TO DO>
Search the records for the string "right" and copy every line where it turns up.

[[ GIVEN ENTRIES, beginning ]]

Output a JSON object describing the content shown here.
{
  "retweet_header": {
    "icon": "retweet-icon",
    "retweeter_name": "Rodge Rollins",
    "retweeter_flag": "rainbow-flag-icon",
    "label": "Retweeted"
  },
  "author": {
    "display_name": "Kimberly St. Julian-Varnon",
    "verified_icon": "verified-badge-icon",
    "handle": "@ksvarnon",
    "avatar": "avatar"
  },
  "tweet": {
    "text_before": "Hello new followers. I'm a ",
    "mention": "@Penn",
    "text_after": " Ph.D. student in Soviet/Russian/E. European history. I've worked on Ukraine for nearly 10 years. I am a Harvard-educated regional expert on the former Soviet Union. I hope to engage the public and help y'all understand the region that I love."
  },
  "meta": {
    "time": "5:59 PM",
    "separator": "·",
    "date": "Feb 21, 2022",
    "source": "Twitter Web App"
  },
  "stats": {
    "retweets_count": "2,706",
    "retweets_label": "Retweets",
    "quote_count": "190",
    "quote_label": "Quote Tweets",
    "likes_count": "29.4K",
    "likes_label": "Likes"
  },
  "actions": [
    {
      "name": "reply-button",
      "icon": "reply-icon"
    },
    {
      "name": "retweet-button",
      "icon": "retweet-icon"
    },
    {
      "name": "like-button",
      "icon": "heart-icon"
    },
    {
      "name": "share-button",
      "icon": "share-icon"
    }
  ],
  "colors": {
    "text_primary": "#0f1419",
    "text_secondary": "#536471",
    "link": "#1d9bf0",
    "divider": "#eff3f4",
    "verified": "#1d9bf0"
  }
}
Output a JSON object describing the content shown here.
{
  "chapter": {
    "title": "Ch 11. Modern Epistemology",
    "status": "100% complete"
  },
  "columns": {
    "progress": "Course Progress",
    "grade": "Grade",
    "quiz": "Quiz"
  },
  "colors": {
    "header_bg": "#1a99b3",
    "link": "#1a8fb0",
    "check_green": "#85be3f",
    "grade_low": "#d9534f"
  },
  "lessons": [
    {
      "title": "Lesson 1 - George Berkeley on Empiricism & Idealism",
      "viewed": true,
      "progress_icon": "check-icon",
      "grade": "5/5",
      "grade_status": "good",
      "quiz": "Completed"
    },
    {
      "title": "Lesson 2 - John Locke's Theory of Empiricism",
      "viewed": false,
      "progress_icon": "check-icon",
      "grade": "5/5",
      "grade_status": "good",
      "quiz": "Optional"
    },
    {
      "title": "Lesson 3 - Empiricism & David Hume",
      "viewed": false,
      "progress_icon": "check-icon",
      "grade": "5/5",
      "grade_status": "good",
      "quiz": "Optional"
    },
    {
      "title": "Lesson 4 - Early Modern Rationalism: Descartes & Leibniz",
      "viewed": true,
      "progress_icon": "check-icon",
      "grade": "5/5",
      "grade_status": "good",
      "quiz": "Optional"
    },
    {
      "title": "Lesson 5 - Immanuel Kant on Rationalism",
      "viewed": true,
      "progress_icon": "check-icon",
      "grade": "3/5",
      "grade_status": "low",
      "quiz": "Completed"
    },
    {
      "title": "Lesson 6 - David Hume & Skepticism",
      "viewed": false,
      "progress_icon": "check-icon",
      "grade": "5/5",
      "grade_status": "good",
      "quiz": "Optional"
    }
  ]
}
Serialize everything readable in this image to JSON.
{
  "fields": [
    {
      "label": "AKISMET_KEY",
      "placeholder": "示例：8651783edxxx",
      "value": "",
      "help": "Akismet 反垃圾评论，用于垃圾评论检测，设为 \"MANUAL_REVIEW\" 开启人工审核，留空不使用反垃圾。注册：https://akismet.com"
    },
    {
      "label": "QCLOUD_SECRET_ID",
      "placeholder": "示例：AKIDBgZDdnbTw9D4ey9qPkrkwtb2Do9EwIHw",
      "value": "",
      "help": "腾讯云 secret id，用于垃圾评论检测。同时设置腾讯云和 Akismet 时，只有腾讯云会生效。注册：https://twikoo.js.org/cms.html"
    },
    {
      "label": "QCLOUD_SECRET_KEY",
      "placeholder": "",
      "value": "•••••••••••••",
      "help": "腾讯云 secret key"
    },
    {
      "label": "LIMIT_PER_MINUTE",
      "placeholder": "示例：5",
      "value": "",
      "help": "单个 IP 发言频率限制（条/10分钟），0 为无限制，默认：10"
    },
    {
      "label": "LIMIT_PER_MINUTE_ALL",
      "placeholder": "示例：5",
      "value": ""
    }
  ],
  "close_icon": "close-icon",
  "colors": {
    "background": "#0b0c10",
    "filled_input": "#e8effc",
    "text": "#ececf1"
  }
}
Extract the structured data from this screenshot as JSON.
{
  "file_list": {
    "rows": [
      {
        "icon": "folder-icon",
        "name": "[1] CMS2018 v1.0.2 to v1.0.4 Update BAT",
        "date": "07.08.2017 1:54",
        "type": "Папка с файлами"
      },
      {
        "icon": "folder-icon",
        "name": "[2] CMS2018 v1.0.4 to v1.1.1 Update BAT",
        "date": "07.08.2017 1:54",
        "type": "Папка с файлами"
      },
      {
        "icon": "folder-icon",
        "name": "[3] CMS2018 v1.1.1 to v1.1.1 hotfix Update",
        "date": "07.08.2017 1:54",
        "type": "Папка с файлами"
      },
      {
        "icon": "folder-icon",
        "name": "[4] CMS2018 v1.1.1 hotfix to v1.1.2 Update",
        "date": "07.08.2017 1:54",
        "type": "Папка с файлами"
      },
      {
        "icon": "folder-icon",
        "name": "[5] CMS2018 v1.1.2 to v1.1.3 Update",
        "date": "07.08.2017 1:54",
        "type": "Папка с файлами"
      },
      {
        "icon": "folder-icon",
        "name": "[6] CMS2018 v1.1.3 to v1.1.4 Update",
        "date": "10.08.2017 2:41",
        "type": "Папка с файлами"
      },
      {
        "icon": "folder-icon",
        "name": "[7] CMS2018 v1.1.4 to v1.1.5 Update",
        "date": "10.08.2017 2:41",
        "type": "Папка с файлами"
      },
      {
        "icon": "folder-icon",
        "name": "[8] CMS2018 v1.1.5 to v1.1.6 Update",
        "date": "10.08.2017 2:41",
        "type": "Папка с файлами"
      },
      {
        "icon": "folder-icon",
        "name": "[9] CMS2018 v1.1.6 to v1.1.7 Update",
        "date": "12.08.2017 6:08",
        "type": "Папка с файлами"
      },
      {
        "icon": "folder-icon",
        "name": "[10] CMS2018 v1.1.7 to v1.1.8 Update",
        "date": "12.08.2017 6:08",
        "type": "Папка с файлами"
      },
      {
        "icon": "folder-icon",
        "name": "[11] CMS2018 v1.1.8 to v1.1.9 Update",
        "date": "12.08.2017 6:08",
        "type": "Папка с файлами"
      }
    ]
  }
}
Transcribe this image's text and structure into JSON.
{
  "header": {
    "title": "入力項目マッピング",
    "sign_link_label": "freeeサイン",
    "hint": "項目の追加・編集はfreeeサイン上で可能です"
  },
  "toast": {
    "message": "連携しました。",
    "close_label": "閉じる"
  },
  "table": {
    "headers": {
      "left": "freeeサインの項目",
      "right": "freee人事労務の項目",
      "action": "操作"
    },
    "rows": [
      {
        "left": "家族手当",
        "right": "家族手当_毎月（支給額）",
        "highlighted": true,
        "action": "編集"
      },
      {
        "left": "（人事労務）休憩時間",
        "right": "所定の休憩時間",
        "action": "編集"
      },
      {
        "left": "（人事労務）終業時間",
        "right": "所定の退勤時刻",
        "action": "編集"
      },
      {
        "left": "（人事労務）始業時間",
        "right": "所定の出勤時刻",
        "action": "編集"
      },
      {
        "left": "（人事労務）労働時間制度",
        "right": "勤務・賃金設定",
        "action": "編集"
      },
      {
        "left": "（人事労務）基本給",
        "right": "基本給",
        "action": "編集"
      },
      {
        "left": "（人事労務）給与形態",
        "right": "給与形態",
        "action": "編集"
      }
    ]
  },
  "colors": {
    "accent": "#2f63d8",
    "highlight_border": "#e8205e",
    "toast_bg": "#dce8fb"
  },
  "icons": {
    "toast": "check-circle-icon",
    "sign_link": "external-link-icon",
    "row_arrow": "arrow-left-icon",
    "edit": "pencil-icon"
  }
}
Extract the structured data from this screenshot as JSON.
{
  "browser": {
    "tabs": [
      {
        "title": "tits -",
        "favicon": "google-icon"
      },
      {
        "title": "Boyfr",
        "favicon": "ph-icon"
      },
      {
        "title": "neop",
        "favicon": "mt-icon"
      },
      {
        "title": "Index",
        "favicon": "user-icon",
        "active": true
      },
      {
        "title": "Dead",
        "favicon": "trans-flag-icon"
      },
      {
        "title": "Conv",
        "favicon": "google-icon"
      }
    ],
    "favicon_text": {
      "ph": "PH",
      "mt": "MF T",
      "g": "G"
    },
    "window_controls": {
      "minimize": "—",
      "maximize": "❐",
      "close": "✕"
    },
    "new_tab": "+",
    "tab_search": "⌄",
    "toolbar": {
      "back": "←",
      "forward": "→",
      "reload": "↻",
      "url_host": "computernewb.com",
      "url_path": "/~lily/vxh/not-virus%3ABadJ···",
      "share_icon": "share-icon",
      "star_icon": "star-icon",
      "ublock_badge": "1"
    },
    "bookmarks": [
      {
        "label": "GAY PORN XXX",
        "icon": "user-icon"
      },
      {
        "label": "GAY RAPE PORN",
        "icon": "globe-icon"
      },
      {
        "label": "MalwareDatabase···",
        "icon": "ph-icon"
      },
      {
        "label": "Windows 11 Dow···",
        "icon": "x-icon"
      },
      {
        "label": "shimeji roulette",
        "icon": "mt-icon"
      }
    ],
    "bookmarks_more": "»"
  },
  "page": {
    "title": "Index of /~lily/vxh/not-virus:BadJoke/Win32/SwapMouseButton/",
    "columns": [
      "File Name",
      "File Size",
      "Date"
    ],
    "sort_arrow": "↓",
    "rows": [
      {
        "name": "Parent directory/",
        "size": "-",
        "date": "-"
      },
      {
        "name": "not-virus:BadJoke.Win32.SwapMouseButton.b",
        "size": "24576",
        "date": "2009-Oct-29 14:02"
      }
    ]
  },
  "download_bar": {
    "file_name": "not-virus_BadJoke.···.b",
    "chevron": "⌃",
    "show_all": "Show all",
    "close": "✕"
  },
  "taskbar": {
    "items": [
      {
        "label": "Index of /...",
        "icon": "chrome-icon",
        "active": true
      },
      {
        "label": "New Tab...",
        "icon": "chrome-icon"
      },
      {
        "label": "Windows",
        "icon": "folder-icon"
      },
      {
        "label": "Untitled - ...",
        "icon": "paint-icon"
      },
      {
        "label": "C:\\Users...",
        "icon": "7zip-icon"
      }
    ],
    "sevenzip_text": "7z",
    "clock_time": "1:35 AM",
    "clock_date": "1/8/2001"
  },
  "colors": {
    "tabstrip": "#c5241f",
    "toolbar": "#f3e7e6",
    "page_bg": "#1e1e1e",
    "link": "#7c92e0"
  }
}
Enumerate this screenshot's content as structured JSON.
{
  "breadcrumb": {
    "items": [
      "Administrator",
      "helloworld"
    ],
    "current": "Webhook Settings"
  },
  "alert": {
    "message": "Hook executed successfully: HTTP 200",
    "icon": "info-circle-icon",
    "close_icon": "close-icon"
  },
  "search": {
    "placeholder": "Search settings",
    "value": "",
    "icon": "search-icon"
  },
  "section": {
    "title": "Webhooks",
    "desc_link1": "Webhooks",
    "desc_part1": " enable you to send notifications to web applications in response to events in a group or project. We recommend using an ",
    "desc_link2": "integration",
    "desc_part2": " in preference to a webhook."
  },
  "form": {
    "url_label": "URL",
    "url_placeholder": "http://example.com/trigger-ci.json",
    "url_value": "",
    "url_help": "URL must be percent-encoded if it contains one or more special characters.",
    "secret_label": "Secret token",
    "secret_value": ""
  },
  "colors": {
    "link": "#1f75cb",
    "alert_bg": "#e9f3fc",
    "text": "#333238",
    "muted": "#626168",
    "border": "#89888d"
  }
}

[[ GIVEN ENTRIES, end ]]

FINAL ANSWER>
      "right": "freee人事労務の項目",
        "right": "家族手当_毎月（支給額）",
        "right": "所定の休憩時間",
        "right": "所定の退勤時刻",
        "right": "所定の出勤時刻",
        "right": "勤務・賃金設定",
        "right": "基本給",
        "right": "給与形態",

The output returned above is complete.